He read widely and deeply, studied at Oxford, and moved to Brooklyn, where he wrote and directed productions in the hip-hop theater scene that nurtured people like Lin-Manuel Miranda. He started getting small roles on East Coast cop shows. Then came “42” and “Get on Up.” For “Black Panther,” Boseman took a DNA test that revealed his ethnic ancestry as Yoruban, Mende, and Jola. He traced his American roots as far as he could, telling Rolling Stone that to go any further, “I’d have to go to property records.” Late last year, he married his longtime girlfriend, singer Taylor Simone Ledward. She and his family were reportedly with him when he died.

Does that fill in the gaps and make us feel as if we “knew” him? Of course not. You’d get a better idea of who Chadwick Boseman was by rewatching his 2018 guest-host stint on “Saturday Night Live,” where his opening monologue and skits like “Black Jeopardy” gave evidence of a wicked sense of humor he’d yet to tap onscreen. But you know that sooner or later he would have. You know he could have done anything — comedies, romances, dramas, indie films, blockbusters — and in the doing meant so much to so many. And now he won’t. And it’s not fair.

Chadwick Boseman in 2018.
Chadwick Boseman in 2018.Victoria Will/Invision/AP/file

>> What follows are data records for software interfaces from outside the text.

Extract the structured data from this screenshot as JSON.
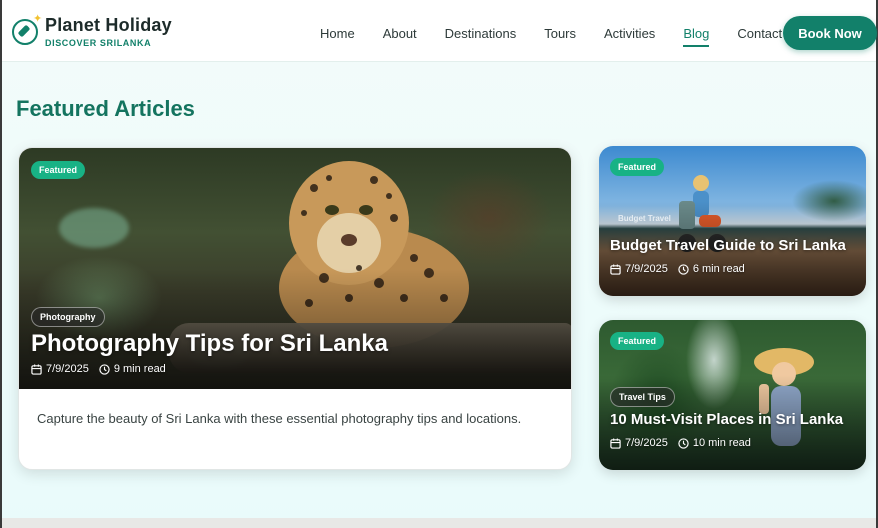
{
  "brand": {
    "name": "Planet Holiday",
    "tagline": "DISCOVER SRILANKA"
  },
  "nav": {
    "items": [
      {
        "label": "Home"
      },
      {
        "label": "About"
      },
      {
        "label": "Destinations"
      },
      {
        "label": "Tours"
      },
      {
        "label": "Activities"
      },
      {
        "label": "Blog",
        "active": true
      },
      {
        "label": "Contact"
      }
    ],
    "cta": "Book Now"
  },
  "section": {
    "title": "Featured Articles"
  },
  "main_article": {
    "badge": "Featured",
    "category": "Photography",
    "title": "Photography Tips for Sri Lanka",
    "date": "7/9/2025",
    "read_time": "9 min read",
    "excerpt": "Capture the beauty of Sri Lanka with these essential photography tips and locations."
  },
  "side_articles": [
    {
      "badge": "Featured",
      "category": "Budget Travel",
      "title": "Budget Travel Guide to Sri Lanka",
      "date": "7/9/2025",
      "read_time": "6 min read"
    },
    {
      "badge": "Featured",
      "category": "Travel Tips",
      "title": "10 Must-Visit Places in Sri Lanka",
      "date": "7/9/2025",
      "read_time": "10 min read"
    }
  ],
  "colors": {
    "brand": "#12806a",
    "badge": "#18b285",
    "title": "#14745f"
  },
  "icons": {
    "logo": "compass-icon",
    "date": "calendar-icon",
    "time": "clock-icon"
  }
}
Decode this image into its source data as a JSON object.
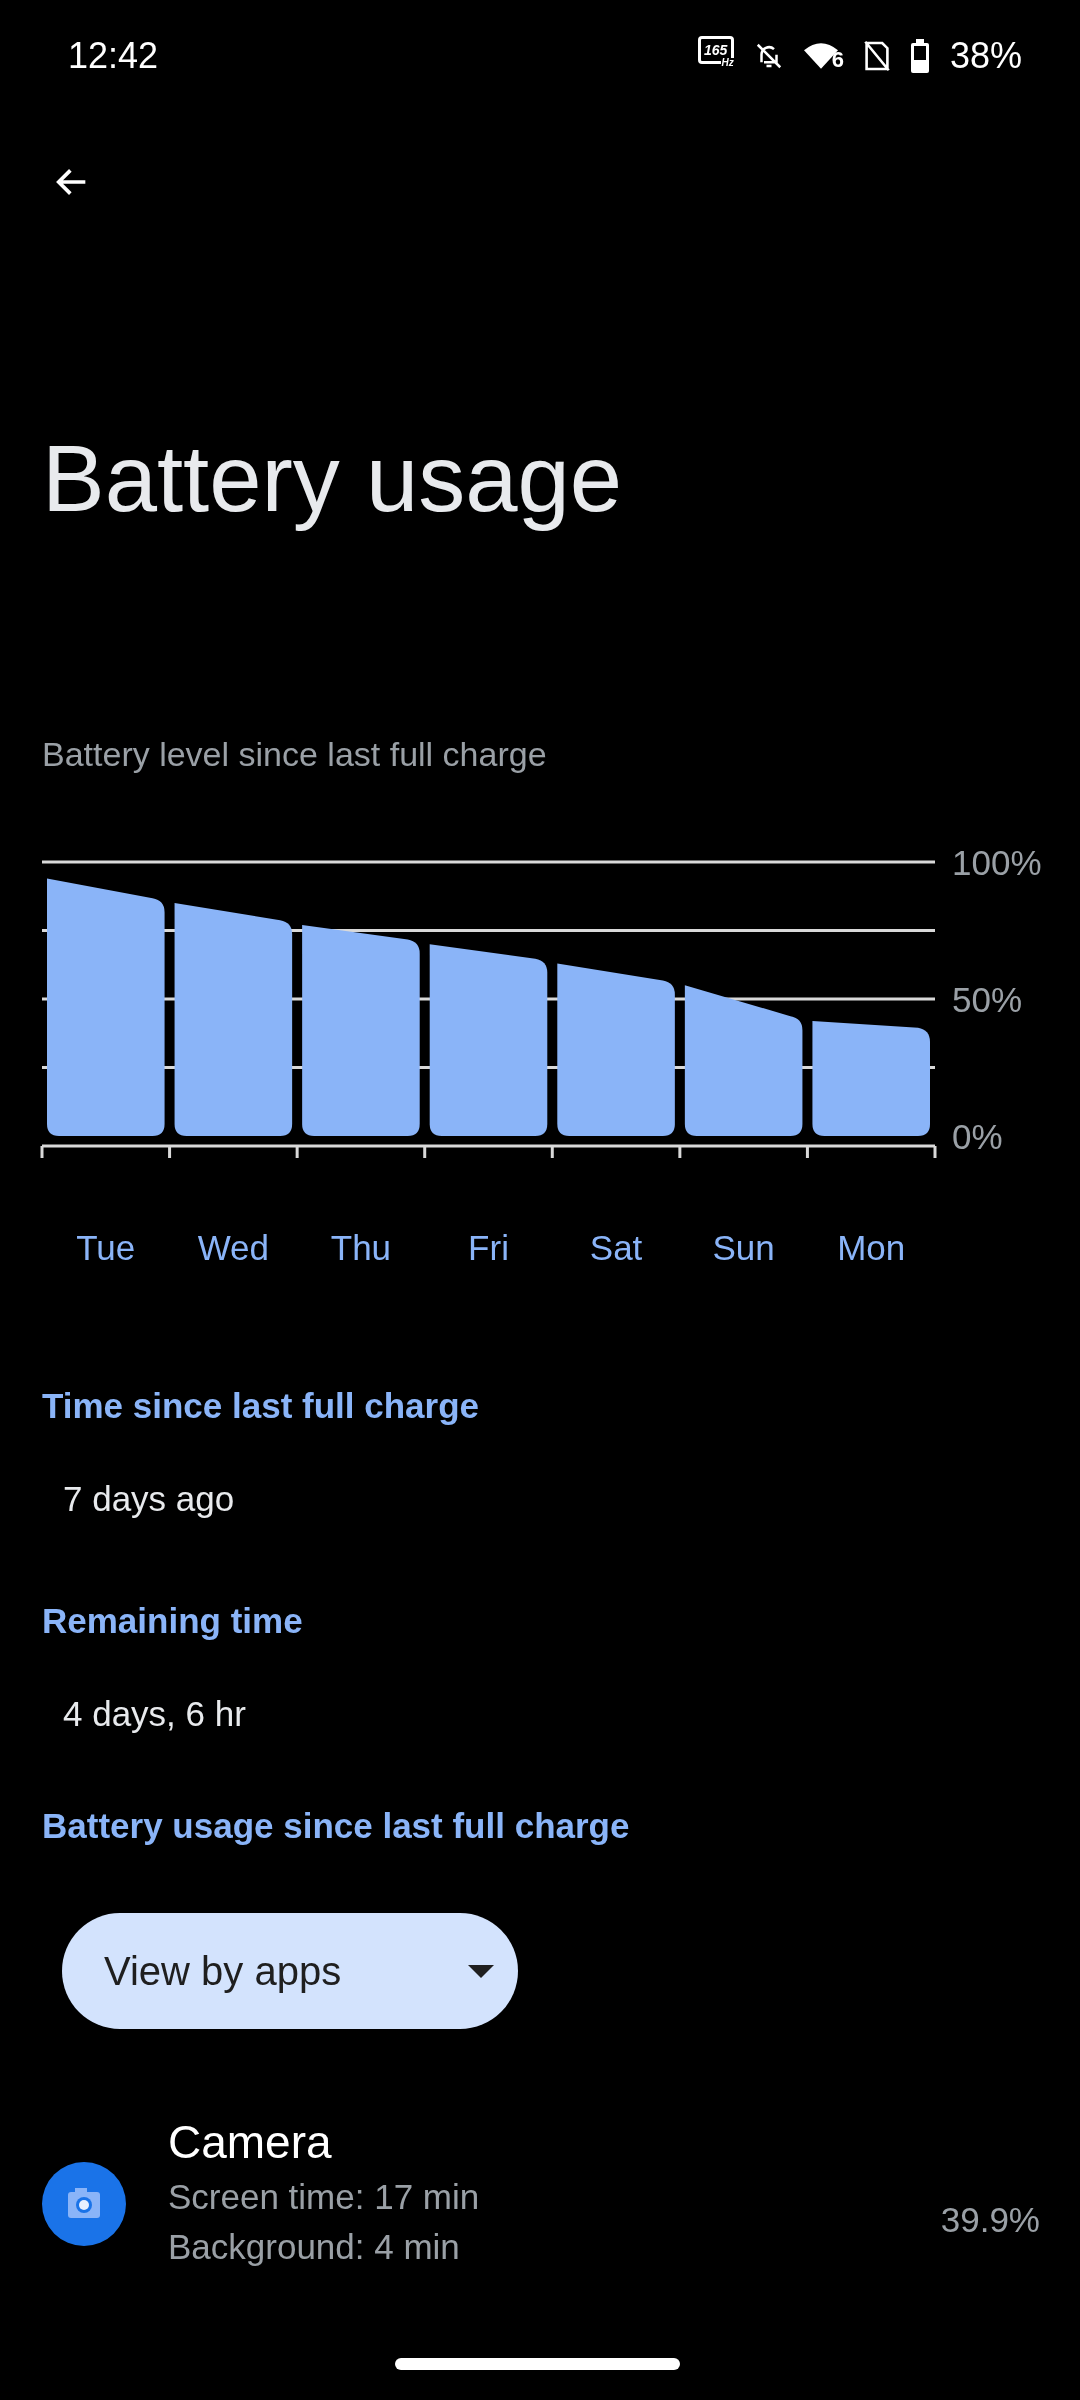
{
  "status_bar": {
    "time": "12:42",
    "refresh_rate": "165",
    "refresh_unit": "Hz",
    "wifi_label": "6",
    "battery": "38%"
  },
  "title": "Battery usage",
  "chart_section": {
    "subtitle": "Battery level since last full charge",
    "chart_data": {
      "type": "bar",
      "categories": [
        "Tue",
        "Wed",
        "Thu",
        "Fri",
        "Sat",
        "Sun",
        "Mon"
      ],
      "series": [
        {
          "color": "#8ab4f8",
          "values": [
            94,
            85,
            77,
            70,
            63,
            55,
            42
          ]
        }
      ],
      "ylim": [
        0,
        100
      ],
      "yticks": [
        {
          "value": 0,
          "label": "0%"
        },
        {
          "value": 50,
          "label": "50%"
        },
        {
          "value": 100,
          "label": "100%"
        }
      ]
    }
  },
  "info": [
    {
      "heading": "Time since last full charge",
      "value": "7 days ago"
    },
    {
      "heading": "Remaining time",
      "value": "4 days, 6 hr"
    }
  ],
  "usage_heading": "Battery usage since last full charge",
  "dropdown": {
    "label": "View by apps"
  },
  "apps": [
    {
      "name": "Camera",
      "lines": [
        "Screen time: 17 min",
        "Background: 4 min"
      ],
      "percent": "39.9%"
    }
  ]
}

Ty Burr can be reached at ty.burr@globe.com. Follow him on Twitter @tyburr.